Rolls Royce 1936 Model 25-30 4257cc 6 cyl ohv 3402

34,950.00

Description

Rolls Royce 1936 Model 25-30 4257 cc 6 cylinder ohv chassis # GRP19 engine # G22Z

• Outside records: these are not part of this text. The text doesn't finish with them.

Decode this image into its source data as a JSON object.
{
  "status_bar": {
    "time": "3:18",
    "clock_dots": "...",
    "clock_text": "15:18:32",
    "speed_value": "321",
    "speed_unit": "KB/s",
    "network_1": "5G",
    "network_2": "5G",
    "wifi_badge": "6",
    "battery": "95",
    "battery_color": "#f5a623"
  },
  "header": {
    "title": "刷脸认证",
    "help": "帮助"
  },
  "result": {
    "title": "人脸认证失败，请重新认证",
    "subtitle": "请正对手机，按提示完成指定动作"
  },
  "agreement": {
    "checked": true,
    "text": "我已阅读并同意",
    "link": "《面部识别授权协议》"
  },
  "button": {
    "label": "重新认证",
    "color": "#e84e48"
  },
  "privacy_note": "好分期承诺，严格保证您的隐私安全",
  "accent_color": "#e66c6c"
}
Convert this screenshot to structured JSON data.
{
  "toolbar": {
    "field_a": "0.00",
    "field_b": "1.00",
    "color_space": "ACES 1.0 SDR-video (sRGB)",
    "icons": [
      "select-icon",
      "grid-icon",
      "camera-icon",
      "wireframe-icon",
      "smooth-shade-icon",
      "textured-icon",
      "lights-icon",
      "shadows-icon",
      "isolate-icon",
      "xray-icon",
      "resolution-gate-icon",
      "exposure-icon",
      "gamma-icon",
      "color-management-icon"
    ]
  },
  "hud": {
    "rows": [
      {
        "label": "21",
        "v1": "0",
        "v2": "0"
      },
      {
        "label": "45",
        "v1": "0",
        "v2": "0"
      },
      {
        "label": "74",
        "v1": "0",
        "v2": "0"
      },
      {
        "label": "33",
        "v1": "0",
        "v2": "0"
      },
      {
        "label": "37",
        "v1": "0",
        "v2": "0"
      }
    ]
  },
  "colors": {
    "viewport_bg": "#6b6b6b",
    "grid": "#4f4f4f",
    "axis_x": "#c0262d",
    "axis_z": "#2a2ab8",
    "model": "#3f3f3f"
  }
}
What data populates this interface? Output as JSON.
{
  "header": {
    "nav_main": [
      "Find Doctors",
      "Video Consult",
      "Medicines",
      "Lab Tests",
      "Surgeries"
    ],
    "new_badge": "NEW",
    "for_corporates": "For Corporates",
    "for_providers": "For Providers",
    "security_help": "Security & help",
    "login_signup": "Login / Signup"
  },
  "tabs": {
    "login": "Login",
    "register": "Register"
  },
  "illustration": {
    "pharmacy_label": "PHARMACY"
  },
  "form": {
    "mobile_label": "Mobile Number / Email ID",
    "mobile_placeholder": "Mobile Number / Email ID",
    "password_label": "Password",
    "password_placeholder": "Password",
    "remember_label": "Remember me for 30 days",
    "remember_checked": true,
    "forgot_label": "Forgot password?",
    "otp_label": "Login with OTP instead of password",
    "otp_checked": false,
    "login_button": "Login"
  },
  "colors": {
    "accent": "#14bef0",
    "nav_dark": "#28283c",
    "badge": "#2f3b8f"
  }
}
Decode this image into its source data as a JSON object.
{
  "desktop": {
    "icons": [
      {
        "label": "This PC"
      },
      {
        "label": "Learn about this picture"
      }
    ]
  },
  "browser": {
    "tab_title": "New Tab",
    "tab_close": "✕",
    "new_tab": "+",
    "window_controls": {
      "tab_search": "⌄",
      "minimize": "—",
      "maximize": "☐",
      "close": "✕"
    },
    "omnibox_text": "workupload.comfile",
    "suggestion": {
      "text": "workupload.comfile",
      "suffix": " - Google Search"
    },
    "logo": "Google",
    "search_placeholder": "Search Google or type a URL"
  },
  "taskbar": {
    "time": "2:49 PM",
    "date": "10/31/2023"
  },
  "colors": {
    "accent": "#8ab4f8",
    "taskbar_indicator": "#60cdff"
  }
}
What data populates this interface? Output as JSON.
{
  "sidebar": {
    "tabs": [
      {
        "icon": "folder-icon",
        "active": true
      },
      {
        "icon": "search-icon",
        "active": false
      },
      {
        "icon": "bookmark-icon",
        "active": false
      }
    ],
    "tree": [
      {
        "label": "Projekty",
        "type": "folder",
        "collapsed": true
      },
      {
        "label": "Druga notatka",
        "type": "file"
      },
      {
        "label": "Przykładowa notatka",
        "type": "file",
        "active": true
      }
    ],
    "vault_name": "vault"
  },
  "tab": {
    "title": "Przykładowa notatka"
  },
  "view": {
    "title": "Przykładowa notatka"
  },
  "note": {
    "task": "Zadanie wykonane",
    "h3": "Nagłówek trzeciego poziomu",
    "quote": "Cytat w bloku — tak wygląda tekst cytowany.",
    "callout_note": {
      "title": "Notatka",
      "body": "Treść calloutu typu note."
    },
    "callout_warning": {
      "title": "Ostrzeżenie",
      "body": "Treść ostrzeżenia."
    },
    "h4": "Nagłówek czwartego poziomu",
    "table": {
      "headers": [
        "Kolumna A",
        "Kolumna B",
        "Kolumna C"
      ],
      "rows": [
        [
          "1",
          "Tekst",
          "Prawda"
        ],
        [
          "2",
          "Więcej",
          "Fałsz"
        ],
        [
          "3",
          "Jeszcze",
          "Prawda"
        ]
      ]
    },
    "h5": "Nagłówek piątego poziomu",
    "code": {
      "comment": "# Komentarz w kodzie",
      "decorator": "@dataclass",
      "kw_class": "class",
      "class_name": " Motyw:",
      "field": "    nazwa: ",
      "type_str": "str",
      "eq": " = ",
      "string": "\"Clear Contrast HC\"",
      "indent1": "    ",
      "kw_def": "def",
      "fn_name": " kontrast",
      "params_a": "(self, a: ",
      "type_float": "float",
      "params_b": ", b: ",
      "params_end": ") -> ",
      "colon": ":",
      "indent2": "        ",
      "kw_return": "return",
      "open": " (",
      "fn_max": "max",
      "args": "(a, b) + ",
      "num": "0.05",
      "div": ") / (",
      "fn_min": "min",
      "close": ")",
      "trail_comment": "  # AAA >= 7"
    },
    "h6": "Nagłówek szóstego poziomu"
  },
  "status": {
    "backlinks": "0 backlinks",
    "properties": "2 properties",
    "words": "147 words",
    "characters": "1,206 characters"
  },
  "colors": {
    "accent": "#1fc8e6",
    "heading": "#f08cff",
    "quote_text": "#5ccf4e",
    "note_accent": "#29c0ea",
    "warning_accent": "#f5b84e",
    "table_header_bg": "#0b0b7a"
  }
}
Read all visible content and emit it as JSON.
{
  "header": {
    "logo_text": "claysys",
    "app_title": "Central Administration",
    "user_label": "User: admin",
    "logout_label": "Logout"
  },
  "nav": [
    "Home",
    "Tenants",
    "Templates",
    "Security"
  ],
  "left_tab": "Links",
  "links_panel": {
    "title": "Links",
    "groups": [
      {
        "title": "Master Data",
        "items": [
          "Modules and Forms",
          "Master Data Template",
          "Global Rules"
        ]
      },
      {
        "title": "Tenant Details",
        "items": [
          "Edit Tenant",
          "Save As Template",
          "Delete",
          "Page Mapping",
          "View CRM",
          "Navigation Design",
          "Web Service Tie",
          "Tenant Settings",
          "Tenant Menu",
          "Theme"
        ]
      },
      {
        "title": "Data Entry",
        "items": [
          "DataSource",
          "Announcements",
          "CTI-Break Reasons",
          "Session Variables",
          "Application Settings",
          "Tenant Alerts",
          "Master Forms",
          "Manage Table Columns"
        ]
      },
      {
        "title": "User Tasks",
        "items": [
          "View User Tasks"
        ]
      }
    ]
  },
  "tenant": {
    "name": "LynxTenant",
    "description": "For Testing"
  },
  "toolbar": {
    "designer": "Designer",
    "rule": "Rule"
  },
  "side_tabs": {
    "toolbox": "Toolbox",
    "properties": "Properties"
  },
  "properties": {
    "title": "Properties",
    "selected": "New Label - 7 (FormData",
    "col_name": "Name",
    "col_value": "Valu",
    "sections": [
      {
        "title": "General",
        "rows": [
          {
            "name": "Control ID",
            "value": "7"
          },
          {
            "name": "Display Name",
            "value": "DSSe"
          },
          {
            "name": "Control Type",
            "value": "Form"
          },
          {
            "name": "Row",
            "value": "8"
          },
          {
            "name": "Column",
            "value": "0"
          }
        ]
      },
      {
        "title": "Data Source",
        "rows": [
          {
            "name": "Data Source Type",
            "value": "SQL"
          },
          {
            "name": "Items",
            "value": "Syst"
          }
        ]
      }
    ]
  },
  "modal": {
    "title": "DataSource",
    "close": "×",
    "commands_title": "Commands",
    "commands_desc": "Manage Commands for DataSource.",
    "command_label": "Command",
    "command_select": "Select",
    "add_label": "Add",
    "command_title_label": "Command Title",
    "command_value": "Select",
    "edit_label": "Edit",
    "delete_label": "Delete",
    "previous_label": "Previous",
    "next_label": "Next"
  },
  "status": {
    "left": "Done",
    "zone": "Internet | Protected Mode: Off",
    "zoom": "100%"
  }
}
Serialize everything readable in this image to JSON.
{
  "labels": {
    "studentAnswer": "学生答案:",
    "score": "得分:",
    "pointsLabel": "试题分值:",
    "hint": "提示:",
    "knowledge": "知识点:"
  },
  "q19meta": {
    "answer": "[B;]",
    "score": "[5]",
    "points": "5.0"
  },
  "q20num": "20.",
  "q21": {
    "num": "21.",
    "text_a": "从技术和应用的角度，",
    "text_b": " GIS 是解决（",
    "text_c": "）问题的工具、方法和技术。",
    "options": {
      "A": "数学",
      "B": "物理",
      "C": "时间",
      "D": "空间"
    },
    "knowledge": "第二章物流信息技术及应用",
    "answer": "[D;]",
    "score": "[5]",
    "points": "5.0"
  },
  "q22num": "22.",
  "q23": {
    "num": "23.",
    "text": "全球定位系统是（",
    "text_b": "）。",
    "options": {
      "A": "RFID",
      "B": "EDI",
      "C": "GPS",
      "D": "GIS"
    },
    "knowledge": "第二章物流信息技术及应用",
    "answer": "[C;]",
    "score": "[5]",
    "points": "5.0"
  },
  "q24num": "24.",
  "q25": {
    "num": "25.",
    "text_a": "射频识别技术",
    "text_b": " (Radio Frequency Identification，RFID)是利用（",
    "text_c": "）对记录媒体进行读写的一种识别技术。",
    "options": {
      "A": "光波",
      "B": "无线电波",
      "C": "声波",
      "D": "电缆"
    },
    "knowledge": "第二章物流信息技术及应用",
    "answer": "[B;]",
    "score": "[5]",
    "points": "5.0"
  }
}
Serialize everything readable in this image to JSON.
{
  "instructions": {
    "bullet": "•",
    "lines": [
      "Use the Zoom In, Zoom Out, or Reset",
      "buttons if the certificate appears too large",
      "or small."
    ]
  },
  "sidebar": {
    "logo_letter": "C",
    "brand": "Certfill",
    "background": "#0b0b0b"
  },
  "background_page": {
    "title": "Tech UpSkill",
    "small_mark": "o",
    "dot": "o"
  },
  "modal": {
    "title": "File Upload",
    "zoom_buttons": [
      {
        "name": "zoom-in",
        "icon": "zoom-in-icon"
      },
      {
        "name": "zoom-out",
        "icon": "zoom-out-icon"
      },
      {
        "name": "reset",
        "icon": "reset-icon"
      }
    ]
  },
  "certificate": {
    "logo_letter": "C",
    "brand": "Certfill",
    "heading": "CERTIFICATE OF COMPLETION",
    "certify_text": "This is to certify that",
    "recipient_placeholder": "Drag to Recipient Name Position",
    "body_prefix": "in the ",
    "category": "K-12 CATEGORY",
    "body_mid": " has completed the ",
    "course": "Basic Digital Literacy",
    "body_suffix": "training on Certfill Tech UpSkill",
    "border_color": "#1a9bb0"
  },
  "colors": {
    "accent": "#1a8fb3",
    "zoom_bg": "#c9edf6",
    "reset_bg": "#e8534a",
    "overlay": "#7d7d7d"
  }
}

The 25/30 was produced from 1936 till 1938 as an updated version of the 20/25 with larger engine to provide more power. Over-large bodies had often been fitted to the earlier model which led to complaints about its performance. The in-line 6-cylinder, overhead-valve engine is similar to that used in the 20/25 but increased in capacity to 4,257 cc (259.8 cu in) by increasing the bore from 3.25 inches (8.3 cm) to 3.5 inches (8.9 cm), with the stroke remaining at 4.5 inches (114.3 mm). The compression ratio is 6:1. A single proprietary Zenith downdraught carburettor replaced the Rolls-Royce one, and magneto ignition was no longer fitted, but a standby coil was provided.[1] The four-speed gearbox is mounted in unit with the engine, and a traditional right-hand change used. Synchromesh is fitted to third and top gears.
The riveted chassis has rigid front and rear axles suspended by half-elliptic springs with hydraulic dampers. Braking is on all four wheels assisted by a mechanical servo, famously under licence of Hispano-Suiza. Separate rear brakes are fitted for the handbrake. The traditional Rolls-Royce radiator with triangular top was used with vertical louvres, the opening angle of which is controlled thermostatically to control engine cooling.
Only the rolling chassis and mechanical parts were made by Rolls-Royce. The body was made and fitted by a coachbuilder selected by the owner. Some of the most famous coachbuilders who produced bodies for Rolls-Royce cars are Park Ward, Thrupp & Maberly, H. J. Mulliner & Co., Arthur Mulliner and Hooper. In all 1201 25/30 cars were produced. (adapted from Wikipedia)
The dignified automobile we present here has a body by the firm of H. J. Mulliner & Co. from Chiswick. It’s a Weymann body, a construction developed and patented by Charles Terres Weymann in France. The system uses a patent-jointed wood frame covered in fabric. It was popular on cars from the 1920s until the early 1930s as it reduced the usual squeaks and rattles of coach built bodies by its use of flexible joints between body timbers. It also improved performance because of the body’s light weight. The car has been partially restored in the past, but the fabric covering and the interior are still in presentable original and authentic condition. She is an unmolested fine runner and comes with luggage trunk, photostat copy of handbook and current Dutch registration.